Still, the charge of privacy-invading has stuck. So Microsoft is taking away the portion of Wi-Fi Sense that does the password-sharing -- in fact, it's killed in this preview. According to a blog entry, few people used the feature and it wasn't worth the cost of maintaining it.
What Microsoft didn't say is that the password-sharing had proved to be a PR headache -- a headache that will go away once the Windows 10 Anniversary Update hits.
Still, a portion of Wi-Fi Sense remains. In its blog, Microsoft noted that "Wi-Fi Sense, if enabled, will continue to get you connected to open Wi-Fi hotspots that it knows about through crowdsourcing." So if you're near a publicly open Wi-Fi hotspot, you'll be automatically logged in.

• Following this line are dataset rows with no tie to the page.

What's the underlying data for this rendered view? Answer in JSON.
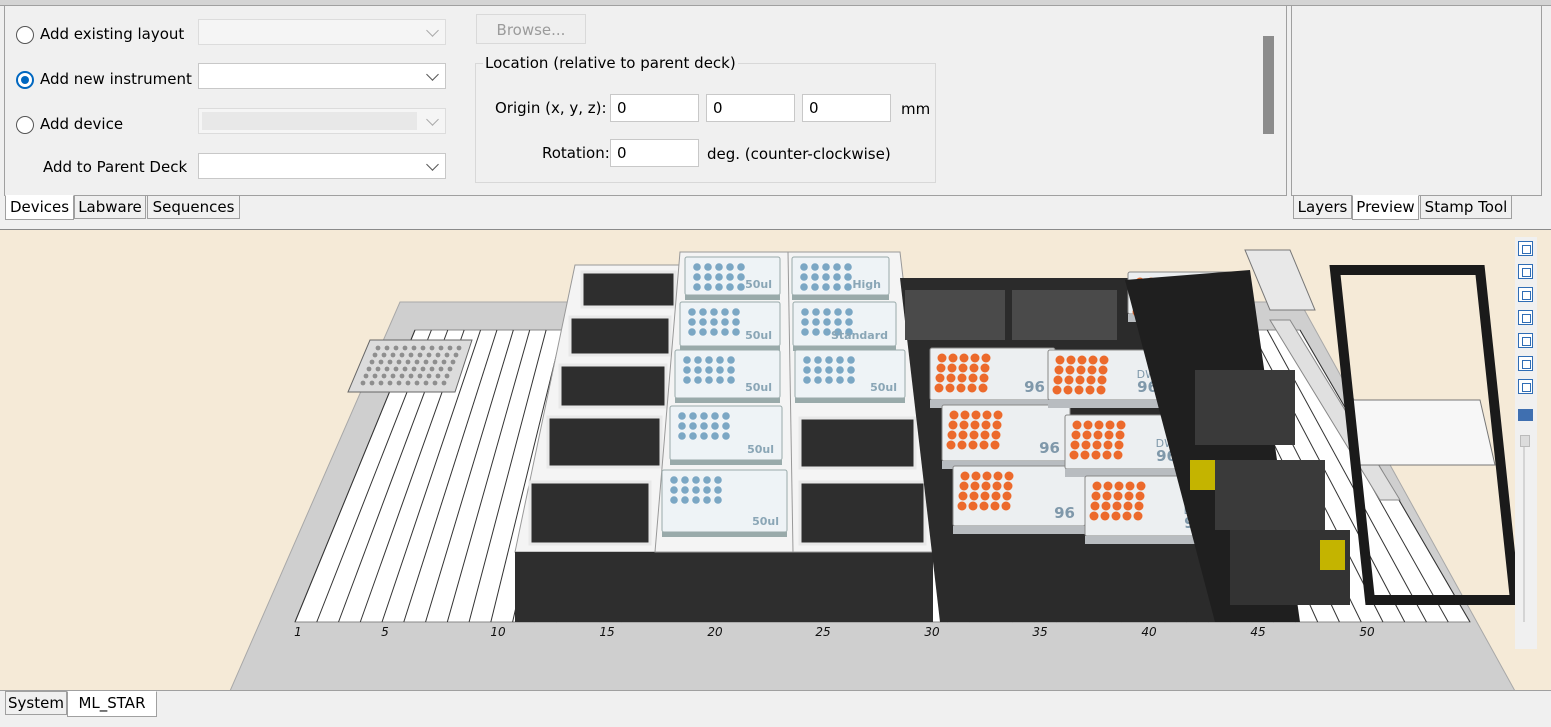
{
  "devices_panel": {
    "options": [
      {
        "label": "Add existing layout",
        "checked": false,
        "combo_value": "",
        "combo_enabled": false
      },
      {
        "label": "Add new instrument",
        "checked": true,
        "combo_value": "",
        "combo_enabled": true
      },
      {
        "label": "Add device",
        "checked": false,
        "combo_value": "",
        "combo_enabled": false
      }
    ],
    "parent_deck_label": "Add to Parent Deck",
    "parent_deck_value": "",
    "browse_label": "Browse...",
    "location": {
      "title": "Location (relative to parent deck)",
      "origin_label": "Origin (x, y, z):",
      "origin_x": "0",
      "origin_y": "0",
      "origin_z": "0",
      "origin_unit": "mm",
      "rotation_label": "Rotation:",
      "rotation_value": "0",
      "rotation_unit": "deg. (counter-clockwise)"
    },
    "tabs": [
      "Devices",
      "Labware",
      "Sequences"
    ],
    "active_tab": "Devices"
  },
  "right_panel": {
    "tabs": [
      "Layers",
      "Preview",
      "Stamp Tool"
    ],
    "active_tab": "Preview"
  },
  "deck": {
    "track_labels": [
      "1",
      "5",
      "10",
      "15",
      "20",
      "25",
      "30",
      "35",
      "40",
      "45",
      "50"
    ],
    "tip_labels_col1": [
      "50ul",
      "50ul",
      "50ul",
      "50ul",
      "50ul"
    ],
    "tip_labels_col2": [
      "High",
      "Standard",
      "50ul"
    ],
    "plate_labels_col1": [
      "96",
      "96",
      "96"
    ],
    "plate_labels_col2": [
      "DW 96",
      "DW 96",
      "DW 96",
      "DW 96"
    ],
    "colors": {
      "background": "#f5ead7",
      "deck": "#c8c8c8",
      "carrier": "#2d2d2d",
      "tip": "#7ba7c4",
      "well": "#ec6a2c"
    }
  },
  "bottom_tabs": [
    "System",
    "ML_STAR"
  ],
  "active_bottom_tab": "ML_STAR"
}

(While the Wi-Fi feature is enabled by default, you can turn it off by going to Settings > Network & Internet > Wi-Fi, then scrolling to the Wi-Fi Sense section. Underneath "Connect to suggested open hotspots," turn the setting to Off.)
This preview wasn't a particularly significant one, but it's nice to see Edge extensions get a reasonable installation routine. And Microsoft got rid of a PR problem by ditching the most controversial aspects of Wi-Fi Sense.
Microsoft will be updating the Windows 10 Anniversary Edition regularly until launch, and we'll keep you informed about the preview releases along the way.
Sign up for CIO Asia eNewsletters.